In both Lillian Hellman's Toys in the Attic and Dan Baum's Nine Lives the characters seem to display a feverish passion concerning their interests, but the way their passion is put to use is what distinguishes them, as well as our feelings towards them. While Hellman's depiction of Carrie Bernier's passion for Julian is impressive, the actions that stem from these feelings make us feel disconnected from the two, while simultaneously giving us a negative impression in regards to their morals. However, in Baum's novel, Wil Lawrence's passion for his community leads not only to the betterment of his own life, but allows him to drastically improve the lives of those around himself. This ability to improve the lives of others is what separates the characters in the two works, and ultimately allows us to better understand the Wil's actions and mindset. In contrast, we are extremely disconnected from Carrie, and cannot do anything but question her actions and morals, as her motives are purely selfish.
When Carrie Bernier is introduced in Hellman's Toys in the Attic, we initially view her as a well-to-do middle-aged woman who seems to have her head on straight. Clearly, this first impression does not tell the whole truth. Though Carrie's life seems to be in order, as she lives with her sister and as takes perfectly good care of herself, her morals regarding and feelings towards her brother Julian are extremely questionable and socially unacceptable. While all siblings obviously share a common love for one another, Carrie takes this to a whole new extreme. Instead of being satisfied with the typical loving, yet platonic, relationship shared amongst most siblings, Carrie seems to want more, both physically and mentally. Her desire for Julian, evidently, is not hidden, as Anna even brings up the controversial issue face to face with her when she states Don't you know what's the matter, don't you know? You want him and always have. Years ago I used to be frightened and I would watch you and suffer for you (Hellman 59).

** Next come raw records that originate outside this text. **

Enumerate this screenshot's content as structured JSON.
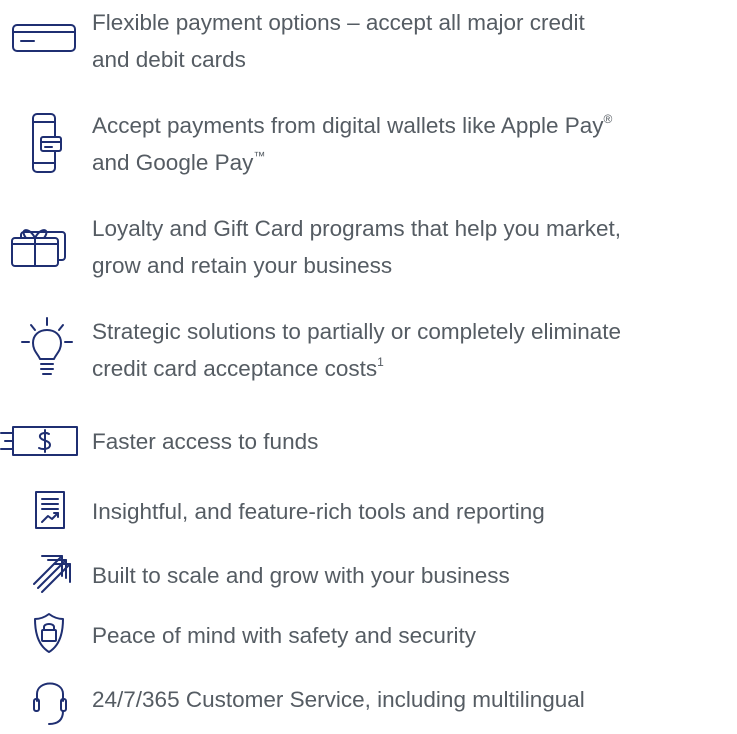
{
  "colors": {
    "icon": "#1f2f72",
    "text": "#555c63",
    "background": "#ffffff"
  },
  "features": [
    {
      "icon": "credit-card-icon",
      "lines": [
        "Flexible payment options – accept all major credit",
        "and debit cards"
      ]
    },
    {
      "icon": "mobile-wallet-icon",
      "lines": [
        "Accept payments from digital wallets like Apple Pay",
        "and Google Pay"
      ],
      "marks": [
        "®",
        "™"
      ]
    },
    {
      "icon": "gift-card-icon",
      "lines": [
        "Loyalty and Gift Card programs that help you market,",
        "grow and retain your business"
      ]
    },
    {
      "icon": "lightbulb-icon",
      "lines": [
        "Strategic solutions to partially or completely eliminate",
        "credit card acceptance costs"
      ],
      "footnote": "1"
    },
    {
      "icon": "dollar-bill-icon",
      "lines": [
        "Faster access to funds"
      ]
    },
    {
      "icon": "report-icon",
      "lines": [
        "Insightful, and feature-rich tools and reporting"
      ]
    },
    {
      "icon": "scale-growth-icon",
      "lines": [
        "Built to scale and grow with your business"
      ]
    },
    {
      "icon": "security-shield-icon",
      "lines": [
        "Peace of mind with safety and security"
      ]
    },
    {
      "icon": "headset-icon",
      "lines": [
        "24/7/365 Customer Service, including multilingual"
      ]
    }
  ]
}
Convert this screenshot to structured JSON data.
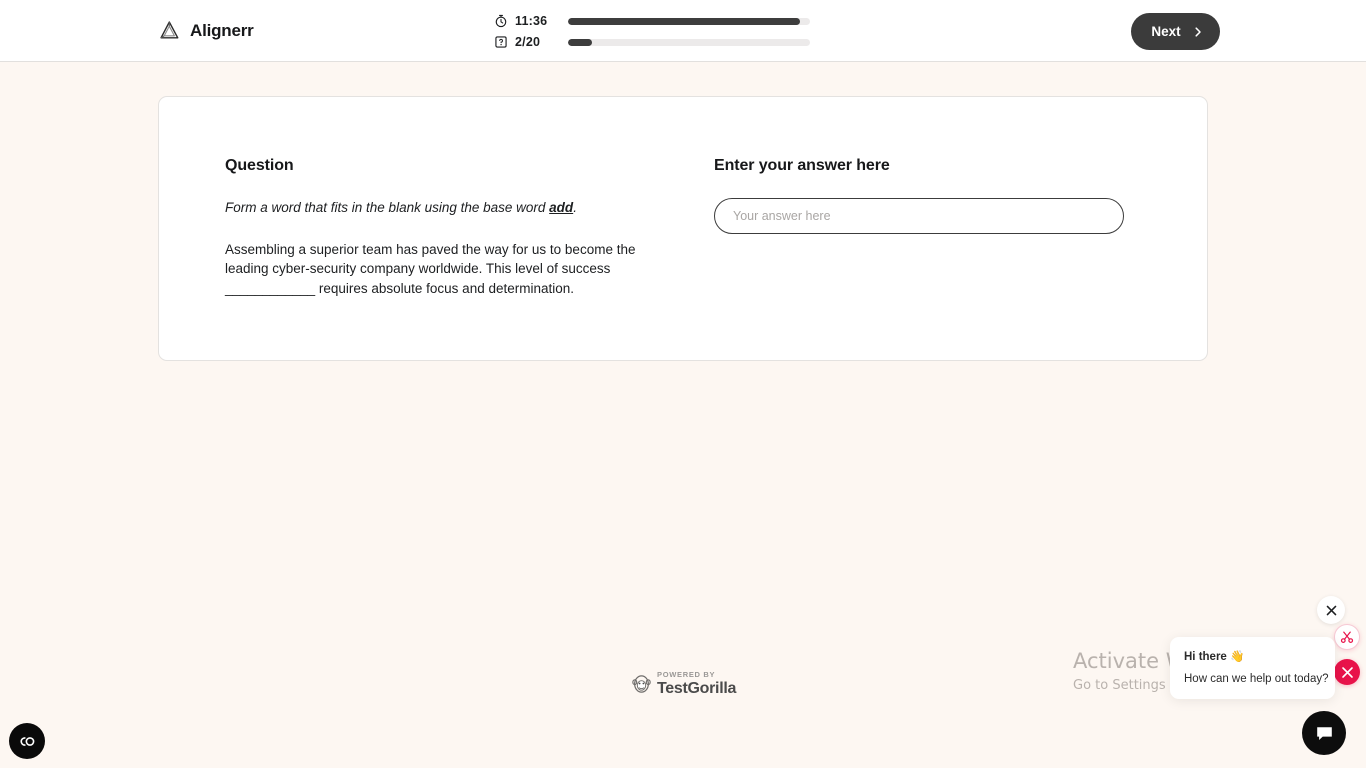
{
  "header": {
    "brand_name": "Alignerr",
    "brand_logo_icon": "penrose-triangle-logo",
    "timer": {
      "icon": "stopwatch-icon",
      "label": "11:36",
      "progress_percent": 96
    },
    "questions": {
      "icon": "question-card-icon",
      "label": "2/20",
      "progress_percent": 10
    },
    "next_button": {
      "label": "Next",
      "icon": "chevron-right-icon"
    }
  },
  "card": {
    "question_section": {
      "title": "Question",
      "prompt_prefix": "Form a word that fits in the blank using the base word ",
      "base_word": "add",
      "prompt_suffix": ".",
      "passage": "Assembling a superior team has paved the way for us to become the leading cyber-security company worldwide. This level of success ____________ requires absolute focus and determination."
    },
    "answer_section": {
      "title": "Enter your answer here",
      "input_value": "",
      "input_placeholder": "Your answer here"
    }
  },
  "footer": {
    "powered_by": "POWERED BY",
    "vendor": "TestGorilla",
    "vendor_icon": "gorilla-icon"
  },
  "watermark": {
    "title": "Activate Windows",
    "subtitle": "Go to Settings to activate Windows."
  },
  "accessibility_widget": {
    "icon": "co-accessibility-icon"
  },
  "chat": {
    "close_icon": "close-x-icon",
    "scissors_icon": "scissors-icon",
    "solid_icon": "collapse-arrows-icon",
    "greeting": "Hi there 👋",
    "question": "How can we help out today?",
    "launcher_icon": "chat-bubble-icon"
  },
  "colors": {
    "page_background": "#fdf7f2",
    "card_background": "#ffffff",
    "accent_dark": "#3b3b3b",
    "accent_red": "#e8134a",
    "text_primary": "#1d1f21",
    "muted": "#a9a6a4"
  }
}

[...] This early-instilled passion and drive sets him apart from many of the other characters within the book and leads to his later success throughout many aspects of his life. Wil is initially hired at the underprivileged Sarah T. Reed High School to direct their band, but the children he is placed in charge of initially seem to be living a dead end sort of life, as their home life is nearly nonexistent, and ultimately unstable, due to a lack of involvement from the children's parents. [...]
[...] The passion Wil instills in his kids is returned tenfold, as the children not only respect and worship him, but they consequently have a passion and work ethic for the band that is unparalleled by most of the schools they encounter. Wil is blown away by the children's passionate play, and their passion pushes him to continue to support them as well. This seems to create a never-ending cycle in which the children and Wil feed off of each other's drive for success. Success to Wil, however, is not just characterized by being a great musician. [...]
[...] Cyrus Warkins, the man from whom it could be said Julian basically stole all his money, as he was let in on an under-the-table business deal. This caused a great rift between the two, one which Carrie soon exploits. As Lily is talking to Mr. Warkins, he appears to have asked her where he can find Julian and Carrie takes full advantage of the opportunity when Lily asks her where Julian could be found. Carrie clearly knows that if Julian's whereabouts are known by Mr. [...]
[...] Understandably, this does nothing to alleviate Lily's already drastic concerns. This action however, makes it apparent that Carrie seems to have a sort of scheme to either bust up Julian Lily's marriage, or at least make life as hard as possible for the couple. This scheme appears to be Carrie's main goal throughout the play, and her passion for carrying it out is overwhelming. As the play progresses, her actions towards Lily become increasingly hostile and she continues to play with Lily's fragile mind and emotions, but all of this culminates into a final climax near the end of the play. [...]
[...] This plays right into Carrie's plan, but it does not result in Julian's leaving Lily. It was clear that he would not be leaving her, but Carrie's thoughts and actions were disfigured by passionate lust, and led her to do things that even she probably would look down upon. Her actions come across as not only disgusting, but even traitorous, and keeps us from ever developing a true connection to her character. Instead, all we can think about is how terrible a person must to want to break up a marriage, especially one involving someone within her own family. [...]
using our reader.